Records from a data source
****************
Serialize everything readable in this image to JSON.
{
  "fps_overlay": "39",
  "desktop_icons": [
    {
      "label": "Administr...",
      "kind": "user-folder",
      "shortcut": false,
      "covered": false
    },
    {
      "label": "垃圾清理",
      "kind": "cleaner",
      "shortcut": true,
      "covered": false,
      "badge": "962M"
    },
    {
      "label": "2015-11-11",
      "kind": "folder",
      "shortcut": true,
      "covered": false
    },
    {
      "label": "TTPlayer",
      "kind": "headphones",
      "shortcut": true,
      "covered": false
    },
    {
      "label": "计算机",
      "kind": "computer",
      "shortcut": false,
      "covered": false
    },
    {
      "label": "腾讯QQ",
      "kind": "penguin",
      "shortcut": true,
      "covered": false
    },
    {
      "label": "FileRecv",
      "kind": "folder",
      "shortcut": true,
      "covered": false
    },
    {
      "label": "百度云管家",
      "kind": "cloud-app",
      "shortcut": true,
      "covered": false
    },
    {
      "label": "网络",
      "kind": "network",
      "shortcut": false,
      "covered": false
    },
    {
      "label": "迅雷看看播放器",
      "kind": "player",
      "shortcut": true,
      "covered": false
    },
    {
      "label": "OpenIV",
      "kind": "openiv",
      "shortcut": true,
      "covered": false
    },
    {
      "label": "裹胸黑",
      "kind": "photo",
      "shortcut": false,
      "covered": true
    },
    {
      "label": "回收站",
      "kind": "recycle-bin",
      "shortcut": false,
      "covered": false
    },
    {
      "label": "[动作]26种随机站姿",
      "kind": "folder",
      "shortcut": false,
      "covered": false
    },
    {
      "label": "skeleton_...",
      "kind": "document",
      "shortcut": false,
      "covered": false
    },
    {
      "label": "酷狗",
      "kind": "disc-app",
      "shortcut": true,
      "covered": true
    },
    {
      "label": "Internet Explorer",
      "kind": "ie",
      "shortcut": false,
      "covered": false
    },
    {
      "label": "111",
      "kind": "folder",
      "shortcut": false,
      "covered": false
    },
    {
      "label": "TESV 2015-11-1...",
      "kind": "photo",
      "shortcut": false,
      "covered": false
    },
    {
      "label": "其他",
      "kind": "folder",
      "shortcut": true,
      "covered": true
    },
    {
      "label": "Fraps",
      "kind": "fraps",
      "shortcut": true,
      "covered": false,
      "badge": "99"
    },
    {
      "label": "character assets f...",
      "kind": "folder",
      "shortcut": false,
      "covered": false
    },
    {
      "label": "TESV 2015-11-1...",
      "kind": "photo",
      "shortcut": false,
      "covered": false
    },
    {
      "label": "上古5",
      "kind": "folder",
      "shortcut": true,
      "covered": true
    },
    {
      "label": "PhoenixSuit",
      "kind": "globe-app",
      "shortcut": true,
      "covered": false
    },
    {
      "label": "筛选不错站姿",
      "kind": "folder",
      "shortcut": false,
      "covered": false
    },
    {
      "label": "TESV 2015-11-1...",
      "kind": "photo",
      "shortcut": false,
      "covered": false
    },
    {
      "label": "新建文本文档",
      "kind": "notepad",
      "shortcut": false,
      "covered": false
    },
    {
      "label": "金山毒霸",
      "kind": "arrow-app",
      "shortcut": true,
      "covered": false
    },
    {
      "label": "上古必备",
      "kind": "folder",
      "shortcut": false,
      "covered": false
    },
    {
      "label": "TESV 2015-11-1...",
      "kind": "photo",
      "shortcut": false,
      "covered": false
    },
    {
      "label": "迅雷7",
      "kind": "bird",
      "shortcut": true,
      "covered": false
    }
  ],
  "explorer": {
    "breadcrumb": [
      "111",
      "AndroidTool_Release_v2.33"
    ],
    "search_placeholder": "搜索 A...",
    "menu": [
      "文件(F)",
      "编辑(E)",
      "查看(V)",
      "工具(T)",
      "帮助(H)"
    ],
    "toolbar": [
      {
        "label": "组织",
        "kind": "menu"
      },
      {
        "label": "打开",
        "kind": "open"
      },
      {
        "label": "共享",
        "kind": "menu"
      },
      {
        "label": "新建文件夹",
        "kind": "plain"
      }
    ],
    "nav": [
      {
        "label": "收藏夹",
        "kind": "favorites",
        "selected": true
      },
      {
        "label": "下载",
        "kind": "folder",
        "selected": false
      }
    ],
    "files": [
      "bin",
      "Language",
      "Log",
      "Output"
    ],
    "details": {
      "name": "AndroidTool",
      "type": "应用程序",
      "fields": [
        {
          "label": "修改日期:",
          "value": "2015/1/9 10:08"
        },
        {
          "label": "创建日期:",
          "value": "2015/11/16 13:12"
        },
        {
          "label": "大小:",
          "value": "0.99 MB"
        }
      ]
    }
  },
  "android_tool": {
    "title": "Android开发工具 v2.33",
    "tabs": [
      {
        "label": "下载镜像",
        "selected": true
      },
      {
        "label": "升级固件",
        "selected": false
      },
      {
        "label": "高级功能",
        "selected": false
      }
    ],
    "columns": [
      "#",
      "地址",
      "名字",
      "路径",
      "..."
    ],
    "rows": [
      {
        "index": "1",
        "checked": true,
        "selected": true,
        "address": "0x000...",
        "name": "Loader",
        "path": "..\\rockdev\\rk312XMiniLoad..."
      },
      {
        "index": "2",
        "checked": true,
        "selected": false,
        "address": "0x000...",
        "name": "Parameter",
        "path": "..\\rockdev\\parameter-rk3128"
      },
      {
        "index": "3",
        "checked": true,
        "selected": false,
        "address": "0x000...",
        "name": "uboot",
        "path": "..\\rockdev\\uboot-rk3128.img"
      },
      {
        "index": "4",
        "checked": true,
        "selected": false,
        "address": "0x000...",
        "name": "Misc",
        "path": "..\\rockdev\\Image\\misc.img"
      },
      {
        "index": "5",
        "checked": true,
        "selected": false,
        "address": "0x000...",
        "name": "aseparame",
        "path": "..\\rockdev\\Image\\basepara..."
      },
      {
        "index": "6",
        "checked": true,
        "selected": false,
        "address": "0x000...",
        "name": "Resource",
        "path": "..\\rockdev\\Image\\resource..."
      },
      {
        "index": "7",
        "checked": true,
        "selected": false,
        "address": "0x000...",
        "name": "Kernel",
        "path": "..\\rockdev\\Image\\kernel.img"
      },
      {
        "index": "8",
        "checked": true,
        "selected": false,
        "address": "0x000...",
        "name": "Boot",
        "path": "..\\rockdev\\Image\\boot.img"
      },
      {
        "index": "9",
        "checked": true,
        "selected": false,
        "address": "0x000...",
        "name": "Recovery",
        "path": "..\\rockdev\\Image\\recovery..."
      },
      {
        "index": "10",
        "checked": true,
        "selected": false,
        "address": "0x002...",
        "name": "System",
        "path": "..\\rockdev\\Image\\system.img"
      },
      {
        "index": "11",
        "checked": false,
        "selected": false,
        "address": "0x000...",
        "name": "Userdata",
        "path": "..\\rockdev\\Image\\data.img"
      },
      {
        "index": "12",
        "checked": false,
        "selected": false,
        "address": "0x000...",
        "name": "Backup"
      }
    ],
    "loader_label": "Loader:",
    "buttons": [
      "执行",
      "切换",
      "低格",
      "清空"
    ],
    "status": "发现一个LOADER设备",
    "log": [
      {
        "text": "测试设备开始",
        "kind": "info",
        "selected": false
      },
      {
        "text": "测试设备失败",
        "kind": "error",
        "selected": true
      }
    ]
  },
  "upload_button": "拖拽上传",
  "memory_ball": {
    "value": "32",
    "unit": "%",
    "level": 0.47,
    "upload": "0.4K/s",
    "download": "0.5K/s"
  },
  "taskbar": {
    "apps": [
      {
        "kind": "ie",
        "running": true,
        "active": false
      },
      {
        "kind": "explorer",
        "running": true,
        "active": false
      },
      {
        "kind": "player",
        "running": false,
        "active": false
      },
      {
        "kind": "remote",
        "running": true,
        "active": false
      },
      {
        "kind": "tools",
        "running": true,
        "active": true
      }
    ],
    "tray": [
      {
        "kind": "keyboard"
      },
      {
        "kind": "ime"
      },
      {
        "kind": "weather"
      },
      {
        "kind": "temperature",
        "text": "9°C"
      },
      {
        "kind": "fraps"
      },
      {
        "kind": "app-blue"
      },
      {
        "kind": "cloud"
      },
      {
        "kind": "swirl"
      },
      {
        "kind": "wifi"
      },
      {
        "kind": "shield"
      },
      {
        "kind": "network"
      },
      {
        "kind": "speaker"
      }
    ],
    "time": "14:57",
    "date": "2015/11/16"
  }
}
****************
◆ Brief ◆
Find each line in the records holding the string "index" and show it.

◆ Exercise response ◆
        "index": "1",
        "index": "2",
        "index": "3",
        "index": "4",
        "index": "5",
        "index": "6",
        "index": "7",
        "index": "8",
        "index": "9",
        "index": "10",
        "index": "11",
        "index": "12",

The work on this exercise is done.